%%

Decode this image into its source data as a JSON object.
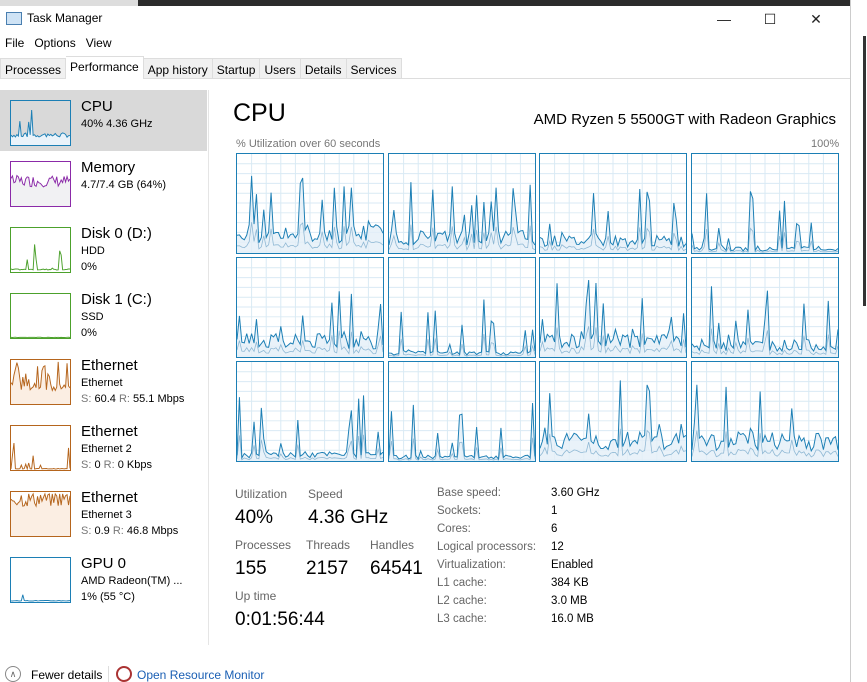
{
  "window": {
    "title": "Task Manager",
    "minimize": "—",
    "maximize": "☐",
    "close": "✕"
  },
  "menu": [
    "File",
    "Options",
    "View"
  ],
  "tabs": [
    "Processes",
    "Performance",
    "App history",
    "Startup",
    "Users",
    "Details",
    "Services"
  ],
  "active_tab": "Performance",
  "sidebar": [
    {
      "name": "CPU",
      "line1": "40% 4.36 GHz",
      "color": "#1c7fb5"
    },
    {
      "name": "Memory",
      "line1": "4.7/7.4 GB (64%)",
      "color": "#8b2aa8"
    },
    {
      "name": "Disk 0 (D:)",
      "line1": "HDD",
      "line2": "0%",
      "color": "#4ca12c"
    },
    {
      "name": "Disk 1 (C:)",
      "line1": "SSD",
      "line2": "0%",
      "color": "#4ca12c"
    },
    {
      "name": "Ethernet",
      "line1": "Ethernet",
      "s_label": "S:",
      "s": "60.4",
      "r_label": "R:",
      "r": "55.1 Mbps",
      "color": "#b5651d"
    },
    {
      "name": "Ethernet",
      "line1": "Ethernet 2",
      "s_label": "S:",
      "s": "0",
      "r_label": "R:",
      "r": "0 Kbps",
      "color": "#b5651d"
    },
    {
      "name": "Ethernet",
      "line1": "Ethernet 3",
      "s_label": "S:",
      "s": "0.9",
      "r_label": "R:",
      "r": "46.8 Mbps",
      "color": "#b5651d"
    },
    {
      "name": "GPU 0",
      "line1": "AMD Radeon(TM) ...",
      "line2": "1% (55 °C)",
      "color": "#1c7fb5"
    }
  ],
  "main": {
    "title": "CPU",
    "model": "AMD Ryzen 5 5500GT with Radeon Graphics",
    "graph_label": "% Utilization over 60 seconds",
    "graph_max": "100%",
    "logical_graphs": 12,
    "stats": {
      "utilization_label": "Utilization",
      "utilization": "40%",
      "speed_label": "Speed",
      "speed": "4.36 GHz",
      "processes_label": "Processes",
      "processes": "155",
      "threads_label": "Threads",
      "threads": "2157",
      "handles_label": "Handles",
      "handles": "64541",
      "uptime_label": "Up time",
      "uptime": "0:01:56:44"
    },
    "specs": [
      [
        "Base speed:",
        "3.60 GHz"
      ],
      [
        "Sockets:",
        "1"
      ],
      [
        "Cores:",
        "6"
      ],
      [
        "Logical processors:",
        "12"
      ],
      [
        "Virtualization:",
        "Enabled"
      ],
      [
        "L1 cache:",
        "384 KB"
      ],
      [
        "L2 cache:",
        "3.0 MB"
      ],
      [
        "L3 cache:",
        "16.0 MB"
      ]
    ]
  },
  "footer": {
    "fewer": "Fewer details",
    "resource_monitor": "Open Resource Monitor"
  }
}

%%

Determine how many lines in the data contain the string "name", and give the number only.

8